* [Data for this exercise]:

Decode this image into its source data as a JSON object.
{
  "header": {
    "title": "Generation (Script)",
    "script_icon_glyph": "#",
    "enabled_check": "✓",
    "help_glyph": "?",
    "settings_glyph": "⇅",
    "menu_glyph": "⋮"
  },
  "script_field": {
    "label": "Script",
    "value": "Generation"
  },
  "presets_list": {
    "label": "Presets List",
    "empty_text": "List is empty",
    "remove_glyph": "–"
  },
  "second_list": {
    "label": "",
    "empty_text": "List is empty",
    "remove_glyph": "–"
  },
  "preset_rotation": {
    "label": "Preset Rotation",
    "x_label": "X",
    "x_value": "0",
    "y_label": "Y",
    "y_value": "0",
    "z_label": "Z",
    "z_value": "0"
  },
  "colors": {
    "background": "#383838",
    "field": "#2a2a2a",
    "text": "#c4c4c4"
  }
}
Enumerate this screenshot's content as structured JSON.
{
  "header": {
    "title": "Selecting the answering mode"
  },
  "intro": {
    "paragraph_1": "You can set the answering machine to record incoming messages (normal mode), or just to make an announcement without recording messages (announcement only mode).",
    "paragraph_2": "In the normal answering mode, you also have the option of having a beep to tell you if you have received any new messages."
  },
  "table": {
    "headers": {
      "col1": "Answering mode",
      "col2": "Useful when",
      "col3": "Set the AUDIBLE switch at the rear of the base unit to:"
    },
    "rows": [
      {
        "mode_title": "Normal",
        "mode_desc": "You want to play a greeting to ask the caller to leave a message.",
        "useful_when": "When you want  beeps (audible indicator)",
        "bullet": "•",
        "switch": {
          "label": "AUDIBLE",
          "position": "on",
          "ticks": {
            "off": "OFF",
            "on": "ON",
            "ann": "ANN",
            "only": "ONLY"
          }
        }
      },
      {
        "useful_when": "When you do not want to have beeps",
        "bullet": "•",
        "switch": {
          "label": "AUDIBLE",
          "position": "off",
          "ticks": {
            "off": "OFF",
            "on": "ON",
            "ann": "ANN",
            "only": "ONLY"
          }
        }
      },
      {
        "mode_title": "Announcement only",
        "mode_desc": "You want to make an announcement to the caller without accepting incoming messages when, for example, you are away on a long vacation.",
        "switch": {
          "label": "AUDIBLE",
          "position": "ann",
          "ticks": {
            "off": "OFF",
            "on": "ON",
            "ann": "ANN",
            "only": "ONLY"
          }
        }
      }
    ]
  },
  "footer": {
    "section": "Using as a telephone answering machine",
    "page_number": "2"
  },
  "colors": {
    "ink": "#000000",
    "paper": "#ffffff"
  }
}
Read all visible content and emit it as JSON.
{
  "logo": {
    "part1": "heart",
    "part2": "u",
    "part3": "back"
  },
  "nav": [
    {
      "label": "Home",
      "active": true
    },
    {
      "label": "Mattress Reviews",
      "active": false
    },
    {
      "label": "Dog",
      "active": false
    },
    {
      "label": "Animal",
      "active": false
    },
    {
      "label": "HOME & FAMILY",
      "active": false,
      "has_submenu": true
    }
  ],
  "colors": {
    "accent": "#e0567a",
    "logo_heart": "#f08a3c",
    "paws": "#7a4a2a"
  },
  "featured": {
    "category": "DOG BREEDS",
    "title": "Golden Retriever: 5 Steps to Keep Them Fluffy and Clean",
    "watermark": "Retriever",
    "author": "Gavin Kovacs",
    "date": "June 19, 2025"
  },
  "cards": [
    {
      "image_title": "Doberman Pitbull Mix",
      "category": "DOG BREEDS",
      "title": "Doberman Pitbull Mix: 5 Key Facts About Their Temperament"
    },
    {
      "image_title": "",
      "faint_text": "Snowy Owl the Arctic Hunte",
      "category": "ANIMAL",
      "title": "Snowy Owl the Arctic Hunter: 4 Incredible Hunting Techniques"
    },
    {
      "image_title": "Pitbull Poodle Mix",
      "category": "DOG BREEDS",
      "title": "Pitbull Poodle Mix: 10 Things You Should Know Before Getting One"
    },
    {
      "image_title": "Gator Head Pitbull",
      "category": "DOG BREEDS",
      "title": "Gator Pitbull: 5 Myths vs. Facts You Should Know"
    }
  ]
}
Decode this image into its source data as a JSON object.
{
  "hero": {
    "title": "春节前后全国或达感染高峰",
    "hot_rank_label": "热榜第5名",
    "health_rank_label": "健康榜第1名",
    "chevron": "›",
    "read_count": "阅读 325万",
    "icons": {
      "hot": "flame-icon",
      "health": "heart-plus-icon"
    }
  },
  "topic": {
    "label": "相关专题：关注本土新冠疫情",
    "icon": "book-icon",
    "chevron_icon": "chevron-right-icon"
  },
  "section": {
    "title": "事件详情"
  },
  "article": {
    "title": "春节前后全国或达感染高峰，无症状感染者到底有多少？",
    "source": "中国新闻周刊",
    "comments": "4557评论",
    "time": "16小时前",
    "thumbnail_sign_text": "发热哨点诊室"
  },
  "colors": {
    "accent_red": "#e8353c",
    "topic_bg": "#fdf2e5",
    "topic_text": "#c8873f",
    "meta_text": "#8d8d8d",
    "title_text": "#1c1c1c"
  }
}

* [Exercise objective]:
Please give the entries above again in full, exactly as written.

* [Solution to this exercise]:
Decode this image into its source data as a JSON object.
{
  "header": {
    "title": "Generation (Script)",
    "script_icon_glyph": "#",
    "enabled_check": "✓",
    "help_glyph": "?",
    "settings_glyph": "⇅",
    "menu_glyph": "⋮"
  },
  "script_field": {
    "label": "Script",
    "value": "Generation"
  },
  "presets_list": {
    "label": "Presets List",
    "empty_text": "List is empty",
    "remove_glyph": "–"
  },
  "second_list": {
    "label": "",
    "empty_text": "List is empty",
    "remove_glyph": "–"
  },
  "preset_rotation": {
    "label": "Preset Rotation",
    "x_label": "X",
    "x_value": "0",
    "y_label": "Y",
    "y_value": "0",
    "z_label": "Z",
    "z_value": "0"
  },
  "colors": {
    "background": "#383838",
    "field": "#2a2a2a",
    "text": "#c4c4c4"
  }
}
Enumerate this screenshot's content as structured JSON.
{
  "header": {
    "title": "Selecting the answering mode"
  },
  "intro": {
    "paragraph_1": "You can set the answering machine to record incoming messages (normal mode), or just to make an announcement without recording messages (announcement only mode).",
    "paragraph_2": "In the normal answering mode, you also have the option of having a beep to tell you if you have received any new messages."
  },
  "table": {
    "headers": {
      "col1": "Answering mode",
      "col2": "Useful when",
      "col3": "Set the AUDIBLE switch at the rear of the base unit to:"
    },
    "rows": [
      {
        "mode_title": "Normal",
        "mode_desc": "You want to play a greeting to ask the caller to leave a message.",
        "useful_when": "When you want  beeps (audible indicator)",
        "bullet": "•",
        "switch": {
          "label": "AUDIBLE",
          "position": "on",
          "ticks": {
            "off": "OFF",
            "on": "ON",
            "ann": "ANN",
            "only": "ONLY"
          }
        }
      },
      {
        "useful_when": "When you do not want to have beeps",
        "bullet": "•",
        "switch": {
          "label": "AUDIBLE",
          "position": "off",
          "ticks": {
            "off": "OFF",
            "on": "ON",
            "ann": "ANN",
            "only": "ONLY"
          }
        }
      },
      {
        "mode_title": "Announcement only",
        "mode_desc": "You want to make an announcement to the caller without accepting incoming messages when, for example, you are away on a long vacation.",
        "switch": {
          "label": "AUDIBLE",
          "position": "ann",
          "ticks": {
            "off": "OFF",
            "on": "ON",
            "ann": "ANN",
            "only": "ONLY"
          }
        }
      }
    ]
  },
  "footer": {
    "section": "Using as a telephone answering machine",
    "page_number": "2"
  },
  "colors": {
    "ink": "#000000",
    "paper": "#ffffff"
  }
}
Read all visible content and emit it as JSON.
{
  "logo": {
    "part1": "heart",
    "part2": "u",
    "part3": "back"
  },
  "nav": [
    {
      "label": "Home",
      "active": true
    },
    {
      "label": "Mattress Reviews",
      "active": false
    },
    {
      "label": "Dog",
      "active": false
    },
    {
      "label": "Animal",
      "active": false
    },
    {
      "label": "HOME & FAMILY",
      "active": false,
      "has_submenu": true
    }
  ],
  "colors": {
    "accent": "#e0567a",
    "logo_heart": "#f08a3c",
    "paws": "#7a4a2a"
  },
  "featured": {
    "category": "DOG BREEDS",
    "title": "Golden Retriever: 5 Steps to Keep Them Fluffy and Clean",
    "watermark": "Retriever",
    "author": "Gavin Kovacs",
    "date": "June 19, 2025"
  },
  "cards": [
    {
      "image_title": "Doberman Pitbull Mix",
      "category": "DOG BREEDS",
      "title": "Doberman Pitbull Mix: 5 Key Facts About Their Temperament"
    },
    {
      "image_title": "",
      "faint_text": "Snowy Owl the Arctic Hunte",
      "category": "ANIMAL",
      "title": "Snowy Owl the Arctic Hunter: 4 Incredible Hunting Techniques"
    },
    {
      "image_title": "Pitbull Poodle Mix",
      "category": "DOG BREEDS",
      "title": "Pitbull Poodle Mix: 10 Things You Should Know Before Getting One"
    },
    {
      "image_title": "Gator Head Pitbull",
      "category": "DOG BREEDS",
      "title": "Gator Pitbull: 5 Myths vs. Facts You Should Know"
    }
  ]
}
Decode this image into its source data as a JSON object.
{
  "hero": {
    "title": "春节前后全国或达感染高峰",
    "hot_rank_label": "热榜第5名",
    "health_rank_label": "健康榜第1名",
    "chevron": "›",
    "read_count": "阅读 325万",
    "icons": {
      "hot": "flame-icon",
      "health": "heart-plus-icon"
    }
  },
  "topic": {
    "label": "相关专题：关注本土新冠疫情",
    "icon": "book-icon",
    "chevron_icon": "chevron-right-icon"
  },
  "section": {
    "title": "事件详情"
  },
  "article": {
    "title": "春节前后全国或达感染高峰，无症状感染者到底有多少？",
    "source": "中国新闻周刊",
    "comments": "4557评论",
    "time": "16小时前",
    "thumbnail_sign_text": "发热哨点诊室"
  },
  "colors": {
    "accent_red": "#e8353c",
    "topic_bg": "#fdf2e5",
    "topic_text": "#c8873f",
    "meta_text": "#8d8d8d",
    "title_text": "#1c1c1c"
  }
}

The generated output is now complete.